_What is being asked_
Would you repeat the listing exactly but omit every picture?

_Data to use_
---------------

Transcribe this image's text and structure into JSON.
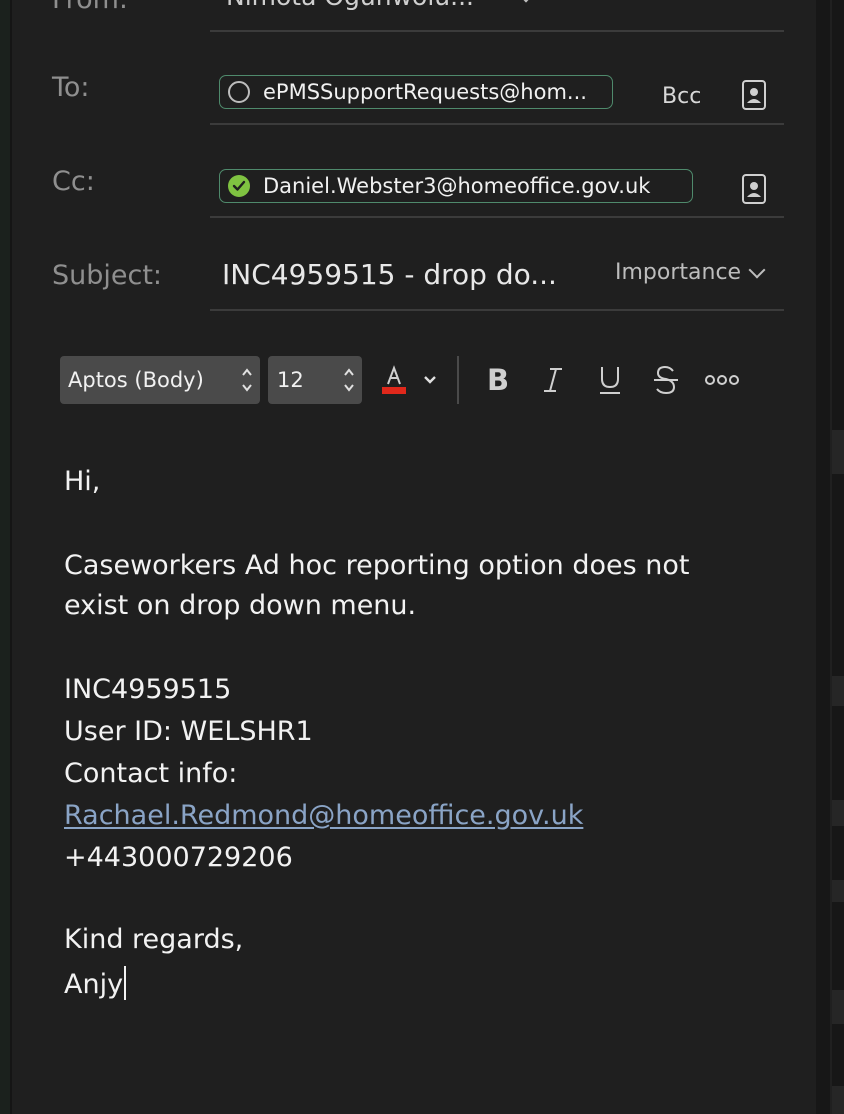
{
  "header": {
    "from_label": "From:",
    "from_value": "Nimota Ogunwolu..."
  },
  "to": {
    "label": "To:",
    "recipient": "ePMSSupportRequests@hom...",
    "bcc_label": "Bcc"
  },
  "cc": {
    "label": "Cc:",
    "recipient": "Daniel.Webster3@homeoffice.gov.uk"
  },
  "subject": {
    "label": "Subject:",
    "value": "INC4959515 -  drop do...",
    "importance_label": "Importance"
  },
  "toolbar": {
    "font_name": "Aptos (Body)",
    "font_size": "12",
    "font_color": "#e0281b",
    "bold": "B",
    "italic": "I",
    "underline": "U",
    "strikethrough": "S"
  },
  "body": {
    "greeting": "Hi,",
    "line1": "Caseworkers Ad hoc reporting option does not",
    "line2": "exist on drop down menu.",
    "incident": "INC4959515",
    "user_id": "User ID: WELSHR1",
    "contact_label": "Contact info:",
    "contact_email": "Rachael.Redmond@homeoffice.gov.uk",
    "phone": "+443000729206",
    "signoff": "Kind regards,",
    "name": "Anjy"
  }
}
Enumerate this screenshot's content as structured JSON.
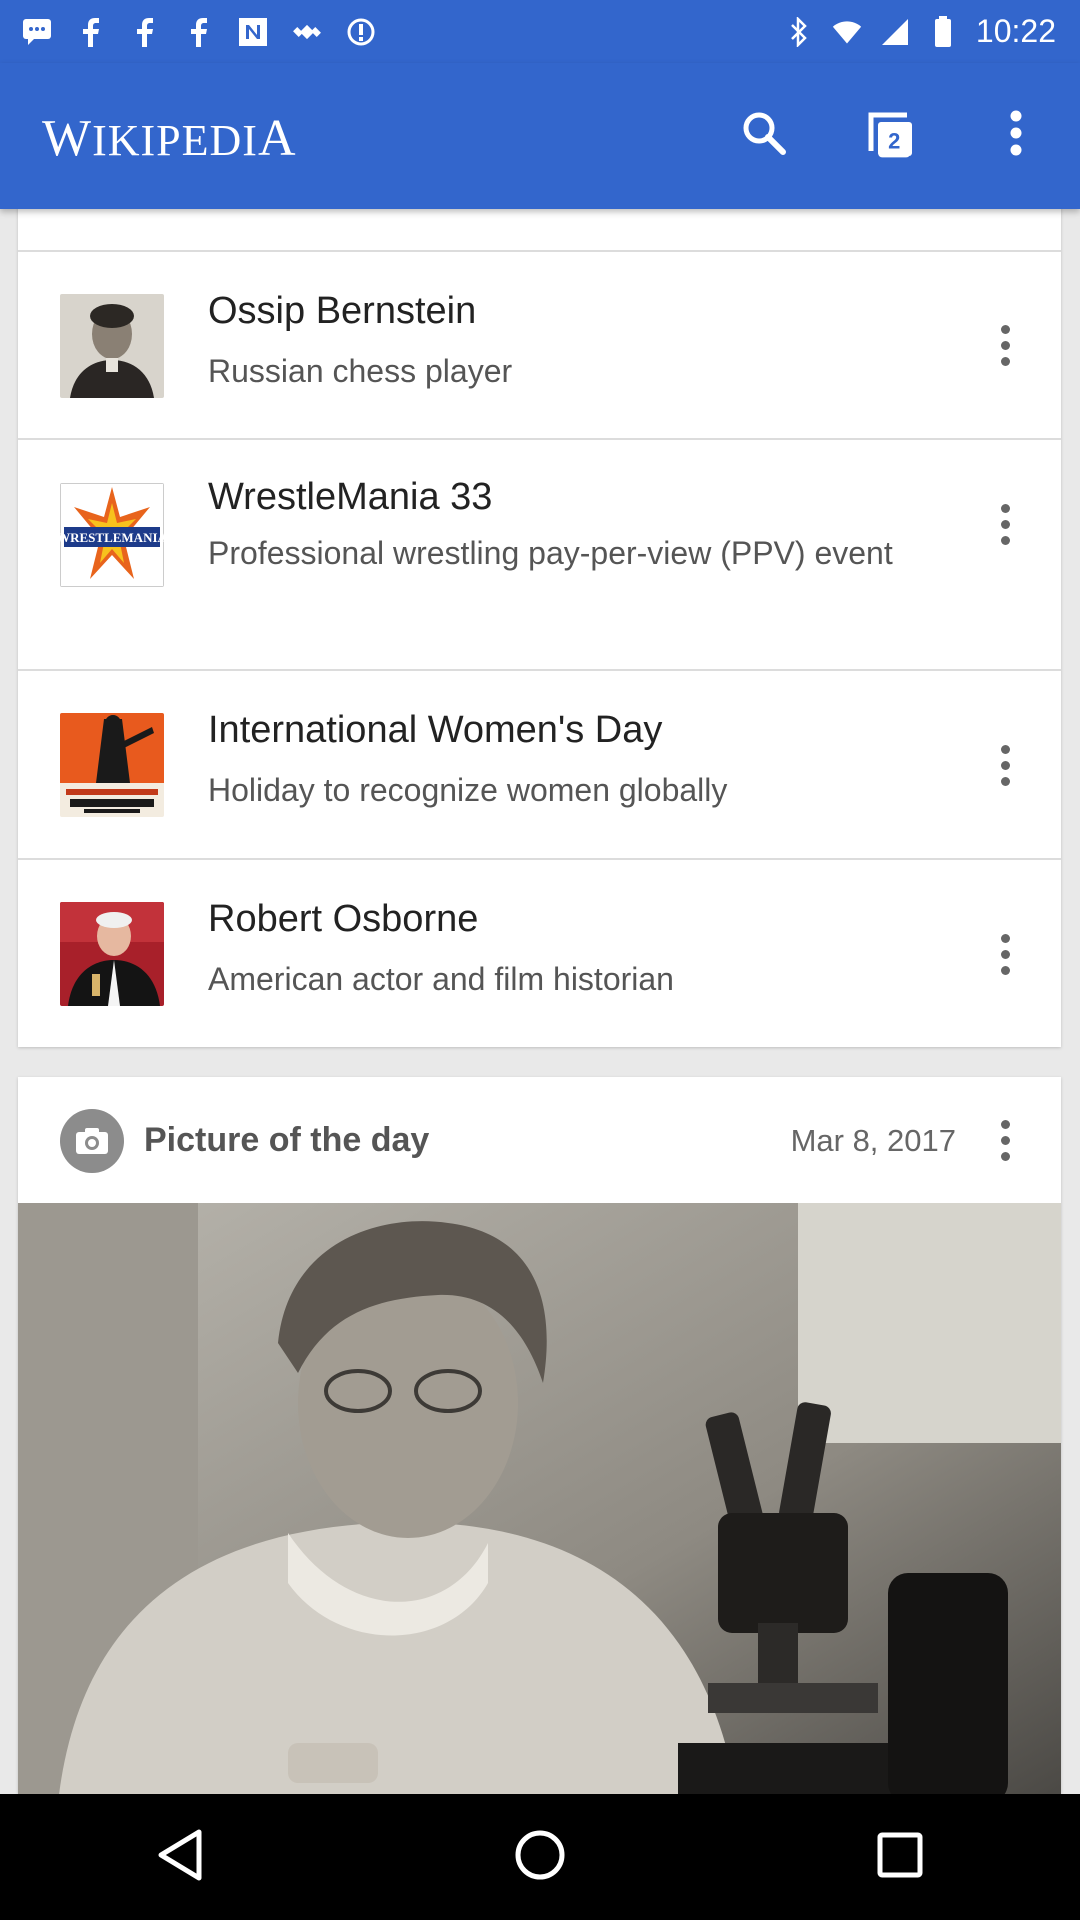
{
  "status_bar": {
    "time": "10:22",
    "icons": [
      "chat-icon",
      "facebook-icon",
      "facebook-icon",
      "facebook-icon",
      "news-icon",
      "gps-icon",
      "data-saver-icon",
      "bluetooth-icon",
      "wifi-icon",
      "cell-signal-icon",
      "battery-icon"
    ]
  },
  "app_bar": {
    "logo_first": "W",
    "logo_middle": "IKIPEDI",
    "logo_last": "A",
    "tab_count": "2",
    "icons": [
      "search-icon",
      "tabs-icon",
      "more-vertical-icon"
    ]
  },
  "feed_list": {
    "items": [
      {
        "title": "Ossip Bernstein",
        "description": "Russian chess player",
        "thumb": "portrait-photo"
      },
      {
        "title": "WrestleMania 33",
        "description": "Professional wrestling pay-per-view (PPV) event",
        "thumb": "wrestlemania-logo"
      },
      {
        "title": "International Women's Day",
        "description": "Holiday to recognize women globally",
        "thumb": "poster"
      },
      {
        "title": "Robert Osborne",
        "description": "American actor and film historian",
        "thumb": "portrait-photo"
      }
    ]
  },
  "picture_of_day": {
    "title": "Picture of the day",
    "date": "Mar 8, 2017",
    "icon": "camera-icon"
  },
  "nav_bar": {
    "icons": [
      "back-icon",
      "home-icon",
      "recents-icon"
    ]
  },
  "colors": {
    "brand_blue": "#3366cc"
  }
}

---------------

_Final answer_
Transcribe this image's text and structure into JSON.
{
  "header": {
    "from_label": "From:",
    "from_value": "Nimota Ogunwolu..."
  },
  "to": {
    "label": "To:",
    "recipient": "ePMSSupportRequests@hom...",
    "bcc_label": "Bcc"
  },
  "cc": {
    "label": "Cc:",
    "recipient": "Daniel.Webster3@homeoffice.gov.uk"
  },
  "subject": {
    "label": "Subject:",
    "value": "INC4959515 -  drop do...",
    "importance_label": "Importance"
  },
  "toolbar": {
    "font_name": "Aptos (Body)",
    "font_size": "12",
    "font_color": "#e0281b",
    "bold": "B",
    "italic": "I",
    "underline": "U",
    "strikethrough": "S"
  },
  "body": {
    "greeting": "Hi,",
    "line1": "Caseworkers Ad hoc reporting option does not",
    "line2": "exist on drop down menu.",
    "incident": "INC4959515",
    "user_id": "User ID: WELSHR1",
    "contact_label": "Contact info:",
    "contact_email": "Rachael.Redmond@homeoffice.gov.uk",
    "phone": "+443000729206",
    "signoff": "Kind regards,",
    "name": "Anjy"
  }
}
Enumerate this screenshot's content as structured JSON.
{
  "status_bar": {
    "time": "10:22",
    "icons": [
      "chat-icon",
      "facebook-icon",
      "facebook-icon",
      "facebook-icon",
      "news-icon",
      "gps-icon",
      "data-saver-icon",
      "bluetooth-icon",
      "wifi-icon",
      "cell-signal-icon",
      "battery-icon"
    ]
  },
  "app_bar": {
    "logo_first": "W",
    "logo_middle": "IKIPEDI",
    "logo_last": "A",
    "tab_count": "2",
    "icons": [
      "search-icon",
      "tabs-icon",
      "more-vertical-icon"
    ]
  },
  "feed_list": {
    "items": [
      {
        "title": "Ossip Bernstein",
        "description": "Russian chess player",
        "thumb": "portrait-photo"
      },
      {
        "title": "WrestleMania 33",
        "description": "Professional wrestling pay-per-view (PPV) event",
        "thumb": "wrestlemania-logo"
      },
      {
        "title": "International Women's Day",
        "description": "Holiday to recognize women globally",
        "thumb": "poster"
      },
      {
        "title": "Robert Osborne",
        "description": "American actor and film historian",
        "thumb": "portrait-photo"
      }
    ]
  },
  "picture_of_day": {
    "title": "Picture of the day",
    "date": "Mar 8, 2017",
    "icon": "camera-icon"
  },
  "nav_bar": {
    "icons": [
      "back-icon",
      "home-icon",
      "recents-icon"
    ]
  },
  "colors": {
    "brand_blue": "#3366cc"
  }
}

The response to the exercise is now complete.